Dune Book + Movie Review

Dune Book + Movie Review

Ethan Maher, Editor

Frank Herbert’s Dune, published in August 1965, remains as good as a book now as it was then. Dune follows the story of Paul, the heir to House Atreides, and his journey on Arrakis, the desert planet. Beginning on the planet Caladan, Duke Leto of Atreides receives an order from the Emperor to move from Caladan to Arrakis. The Emperor decided he didn’t like the Harkonnen’s (another House in the empire) growing power on Arrakis, which they had gained through a key element found in the desert: the spice. The spice is needed for interstellar travel because it gives the navigators the ability to essentially see into the future, and thus direct the course of the ship.

Herbert’s imaginative insights make the novel thrilling to read–from “ornithopters” to sand worms to body-shields (that can only be penetrated through slow attacks), Herbert’s sci-fi is unique and fun. But it’s not just the futuristic technology and giant aliens, it’s also how Herbert pictured politics in the distant future. There are several big political organizations within the Padishah Empire: The Bene Gesserit, who are mentally trained to detect the smallest movements, fine-tune their muscles and mind, and eugenically breed in order to find a messiah called the Kwisatch Haderach; the Guild, who has a monopoly on interstellar travel; the Sardaukar, ferocious soldiers trained by the emperor; and of course, the Fremen, natives of Arrakis. All of these people interact together to create a mind-boggling universe of complex social and political maneuvers. Every few pages, there is a new conflict or important choice for a character to make, which truly sucks you in.

I thought that it was very interesting to see the story from third-person point of view in which you can see what each character is thinking. It allowed me to understand each character’s actions–the evil (and fat–so much so that he has anti-gravity suspensors to help him walk) Baron Harkonnen, Lady Jessica, and of course, the traitor, Dr. Yueh. Herbert does a great job of explaining each character’s choices, yet also inducing worry into the reader about what’s going to happen (for example, Paul and Jessica running from the sand worm, shown below).

As for the movie, Denis Villaneuve directed a masterpiece. Timothée Chalamet stars as Paul, Zendaya as the Fremen girl Chani, and Rebecca Ferguson as Lady Jessica (Paul’s Bene Gesserit mother). The special effects were much better than the 1984 rendition, and I think the producers made the right choice to split Dune into two movies. The book is so filled with action that it would be difficult to fit everything into one movie; as it is, Dune is over two and a half hours. However, that time is well worth it; the movie is captivating.

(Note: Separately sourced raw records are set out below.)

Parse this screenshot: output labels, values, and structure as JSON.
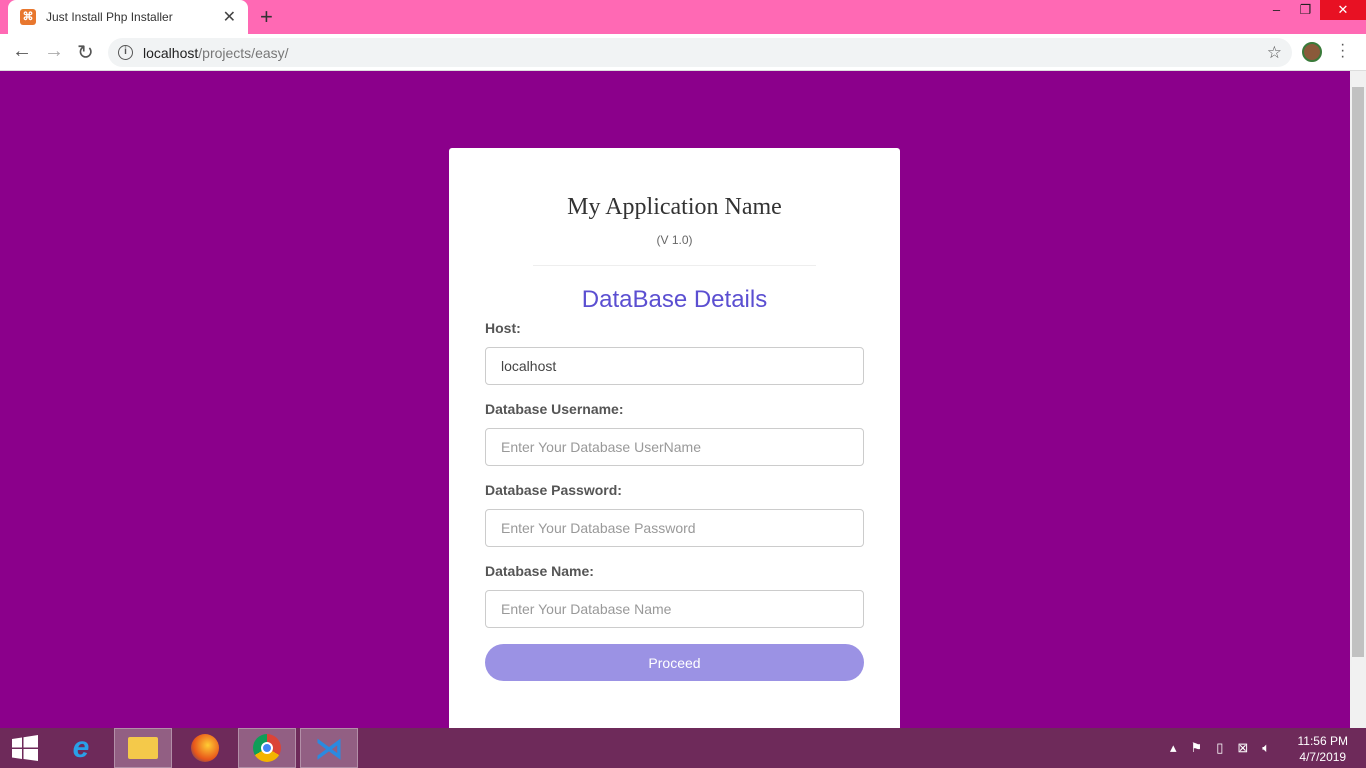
{
  "browser": {
    "tab_title": "Just Install Php Installer",
    "url_host": "localhost",
    "url_path": "/projects/easy/"
  },
  "card": {
    "app_name": "My Application Name",
    "version": "(V 1.0)",
    "section_title": "DataBase Details",
    "fields": [
      {
        "label": "Host:",
        "value": "localhost",
        "placeholder": ""
      },
      {
        "label": "Database Username:",
        "value": "",
        "placeholder": "Enter Your Database UserName"
      },
      {
        "label": "Database Password:",
        "value": "",
        "placeholder": "Enter Your Database Password"
      },
      {
        "label": "Database Name:",
        "value": "",
        "placeholder": "Enter Your Database Name"
      }
    ],
    "proceed_label": "Proceed"
  },
  "taskbar": {
    "time": "11:56 PM",
    "date": "4/7/2019"
  },
  "colors": {
    "page_bg": "#8b008b",
    "accent": "#5b4fd1",
    "button": "#9b92e4",
    "chrome_frame": "#ff69b4"
  }
}
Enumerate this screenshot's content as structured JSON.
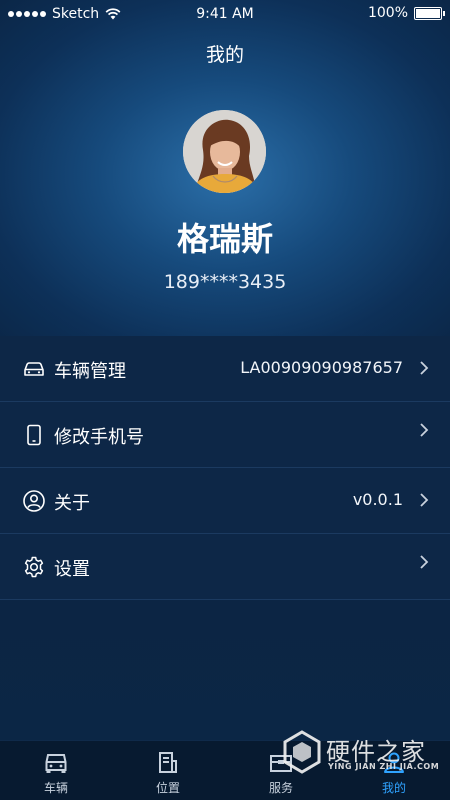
{
  "status_bar": {
    "carrier": "Sketch",
    "time": "9:41 AM",
    "battery": "100%"
  },
  "nav": {
    "title": "我的"
  },
  "profile": {
    "name": "格瑞斯",
    "phone": "189****3435"
  },
  "menu": [
    {
      "label": "车辆管理",
      "value": "LA00909090987657",
      "icon": "car-icon"
    },
    {
      "label": "修改手机号",
      "value": "",
      "icon": "phone-icon"
    },
    {
      "label": "关于",
      "value": "v0.0.1",
      "icon": "user-circle-icon"
    },
    {
      "label": "设置",
      "value": "",
      "icon": "gear-icon"
    }
  ],
  "tabs": [
    {
      "label": "车辆",
      "icon": "car-front-icon",
      "active": false
    },
    {
      "label": "位置",
      "icon": "location-icon",
      "active": false
    },
    {
      "label": "服务",
      "icon": "service-icon",
      "active": false
    },
    {
      "label": "我的",
      "icon": "person-icon",
      "active": true
    }
  ],
  "watermark": {
    "text": "硬件之家",
    "sub": "YING JIAN ZHI JIA.COM"
  },
  "colors": {
    "accent": "#2fa3ff",
    "background": "#0a2240",
    "tabbar": "#071a30"
  }
}
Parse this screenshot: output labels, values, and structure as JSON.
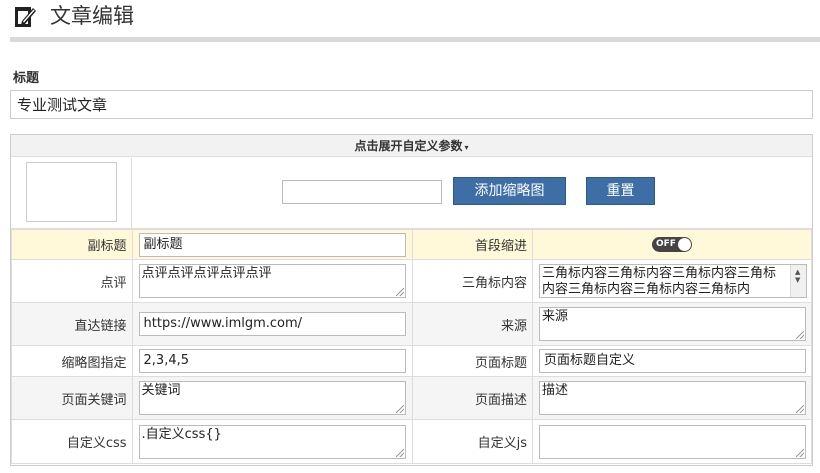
{
  "header": {
    "title": "文章编辑",
    "icon": "edit-icon"
  },
  "title_field": {
    "label": "标题",
    "value": "专业测试文章"
  },
  "panel": {
    "toggle_label": "点击展开自定义参数",
    "caret": "▾",
    "thumbnail": {
      "add_button": "添加缩略图",
      "reset_button": "重置",
      "input_value": ""
    },
    "fields": {
      "subtitle": {
        "label": "副标题",
        "value": "副标题"
      },
      "first_indent": {
        "label": "首段缩进",
        "toggle_text": "OFF"
      },
      "review": {
        "label": "点评",
        "value": "点评点评点评点评点评"
      },
      "triangle": {
        "label": "三角标内容",
        "value": "三角标内容三角标内容三角标内容三角标内容三角标内容三角标内容三角标内"
      },
      "direct_link": {
        "label": "直达链接",
        "value": "https://www.imlgm.com/"
      },
      "source": {
        "label": "来源",
        "value": "来源"
      },
      "thumb_spec": {
        "label": "缩略图指定",
        "value": "2,3,4,5"
      },
      "page_title": {
        "label": "页面标题",
        "value": "页面标题自定义"
      },
      "page_keywords": {
        "label": "页面关键词",
        "value": "关键词"
      },
      "page_desc": {
        "label": "页面描述",
        "value": "描述"
      },
      "custom_css": {
        "label": "自定义css",
        "value": ".自定义css{}"
      },
      "custom_js": {
        "label": "自定义js",
        "value": ""
      }
    }
  },
  "colors": {
    "accent_button": "#3d6fa6",
    "highlight_row": "#fff9d9"
  }
}
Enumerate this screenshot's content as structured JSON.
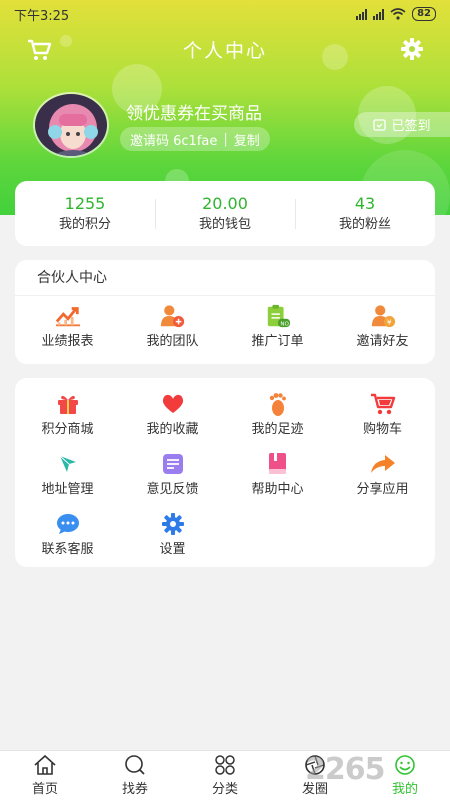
{
  "status_bar": {
    "time": "下午3:25",
    "battery": "82"
  },
  "header": {
    "title": "个人中心"
  },
  "user": {
    "name": "领优惠券在买商品",
    "invite_label": "邀请码 6c1fae",
    "copy_label": "复制",
    "signin_label": "已签到"
  },
  "stats": [
    {
      "value": "1255",
      "label": "我的积分"
    },
    {
      "value": "20.00",
      "label": "我的钱包"
    },
    {
      "value": "43",
      "label": "我的粉丝"
    }
  ],
  "partner": {
    "title": "合伙人中心",
    "items": [
      {
        "label": "业绩报表",
        "icon": "chart-icon"
      },
      {
        "label": "我的团队",
        "icon": "team-icon"
      },
      {
        "label": "推广订单",
        "icon": "order-icon"
      },
      {
        "label": "邀请好友",
        "icon": "invite-icon"
      }
    ]
  },
  "menu": {
    "items": [
      {
        "label": "积分商城",
        "icon": "gift-icon"
      },
      {
        "label": "我的收藏",
        "icon": "heart-icon"
      },
      {
        "label": "我的足迹",
        "icon": "footprint-icon"
      },
      {
        "label": "购物车",
        "icon": "cart-icon"
      },
      {
        "label": "地址管理",
        "icon": "location-icon"
      },
      {
        "label": "意见反馈",
        "icon": "feedback-icon"
      },
      {
        "label": "帮助中心",
        "icon": "book-icon"
      },
      {
        "label": "分享应用",
        "icon": "share-icon"
      },
      {
        "label": "联系客服",
        "icon": "chat-icon"
      },
      {
        "label": "设置",
        "icon": "gear-icon"
      }
    ]
  },
  "tabs": [
    {
      "label": "首页",
      "icon": "home-icon"
    },
    {
      "label": "找券",
      "icon": "search-icon"
    },
    {
      "label": "分类",
      "icon": "category-icon"
    },
    {
      "label": "发圈",
      "icon": "aperture-icon"
    },
    {
      "label": "我的",
      "icon": "profile-icon",
      "active": true
    }
  ],
  "watermark": "2265",
  "colors": {
    "accent": "#33c433",
    "header_top": "#e3e03a",
    "header_bottom": "#42d13c"
  }
}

One thing that is interesting about the movie is that it mainly focuses on a few characters, and it even leaves a few characters completely out. The main one that struck me was Dr. Yueh, who is never developed and seemingly randomly betrays the Atreides. The Baron Vladimir Harkonnen’s nephew and heir, Feyd-Rautha, along with the Baron’s Mentat, Piter, are never even shown in any major scenes. In fact, the Baron himself is rarely shown. Feyd-Rautha and the Baron are somewhat important to the plot in the next half of the book, so I wonder if Villaneuve will decide to incorporate them into part 2.

Overall, I would say that Dune has a different feel from Herbert’s book, but I don’t think that makes it bad–if the book was followed word for word, the movie would be very confusing and long. As it is, the movie is a good length, the plot is easy to follow, and the technology looked super cool. The book is a must-read for anyone remotely interested in sci-fi, and the movie is great even if you didn’t read the book (thought it is even better if you did). I personally am a sci-fi fan, so I have to give the book a 10/10 and the movie a 9/10–and I can’t wait for Dune 2.